**DIRECTIONS FOR THIS TASK**
What you return must match the listing exactly, with every image removed.

**DATA TO EXAMINE**
:::

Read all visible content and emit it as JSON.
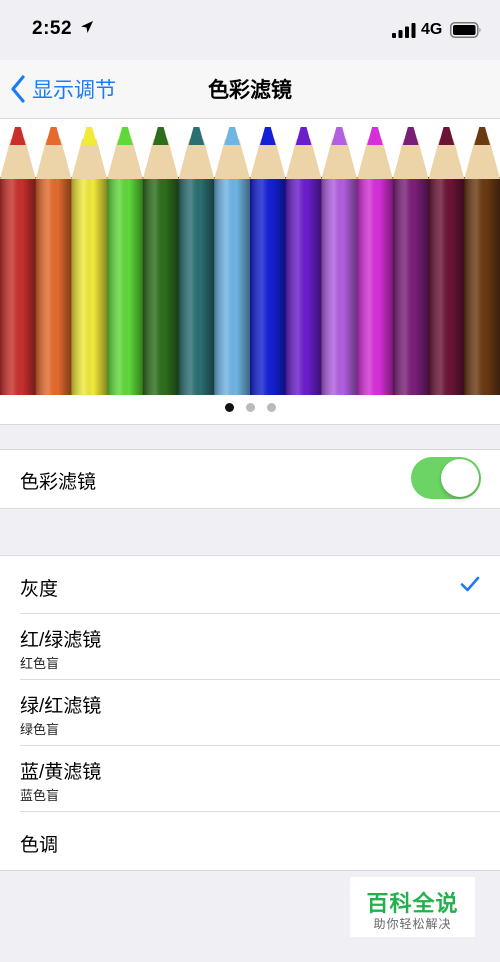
{
  "status": {
    "time": "2:52",
    "network": "4G"
  },
  "nav": {
    "back_label": "显示调节",
    "title": "色彩滤镜"
  },
  "carousel": {
    "page_count": 3,
    "active_page": 1
  },
  "pencil_colors": [
    "#c9302c",
    "#e46a2e",
    "#f2ea3a",
    "#5fd93a",
    "#2d6e1d",
    "#2a6f72",
    "#6fb5e4",
    "#1420d4",
    "#6a1ecc",
    "#b25fe0",
    "#d62fd8",
    "#7a1f78",
    "#6b1436",
    "#6a3a12"
  ],
  "color_filters_toggle": {
    "label": "色彩滤镜",
    "enabled": true
  },
  "filters": [
    {
      "label": "灰度",
      "sublabel": "",
      "selected": true
    },
    {
      "label": "红/绿滤镜",
      "sublabel": "红色盲",
      "selected": false
    },
    {
      "label": "绿/红滤镜",
      "sublabel": "绿色盲",
      "selected": false
    },
    {
      "label": "蓝/黄滤镜",
      "sublabel": "蓝色盲",
      "selected": false
    },
    {
      "label": "色调",
      "sublabel": "",
      "selected": false
    }
  ],
  "colors": {
    "accent": "#1a7cf5",
    "toggle_on": "#6cd464",
    "watermark": "#22b14c"
  },
  "watermark": {
    "title": "百科全说",
    "subtitle": "助你轻松解决"
  }
}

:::

**OUTPUT FOR THIS EXERCISE**
Read all visible content and emit it as JSON.
{
  "status": {
    "time": "2:52",
    "network": "4G"
  },
  "nav": {
    "back_label": "显示调节",
    "title": "色彩滤镜"
  },
  "carousel": {
    "page_count": 3,
    "active_page": 1
  },
  "pencil_colors": [
    "#c9302c",
    "#e46a2e",
    "#f2ea3a",
    "#5fd93a",
    "#2d6e1d",
    "#2a6f72",
    "#6fb5e4",
    "#1420d4",
    "#6a1ecc",
    "#b25fe0",
    "#d62fd8",
    "#7a1f78",
    "#6b1436",
    "#6a3a12"
  ],
  "color_filters_toggle": {
    "label": "色彩滤镜",
    "enabled": true
  },
  "filters": [
    {
      "label": "灰度",
      "sublabel": "",
      "selected": true
    },
    {
      "label": "红/绿滤镜",
      "sublabel": "红色盲",
      "selected": false
    },
    {
      "label": "绿/红滤镜",
      "sublabel": "绿色盲",
      "selected": false
    },
    {
      "label": "蓝/黄滤镜",
      "sublabel": "蓝色盲",
      "selected": false
    },
    {
      "label": "色调",
      "sublabel": "",
      "selected": false
    }
  ],
  "colors": {
    "accent": "#1a7cf5",
    "toggle_on": "#6cd464",
    "watermark": "#22b14c"
  },
  "watermark": {
    "title": "百科全说",
    "subtitle": "助你轻松解决"
  }
}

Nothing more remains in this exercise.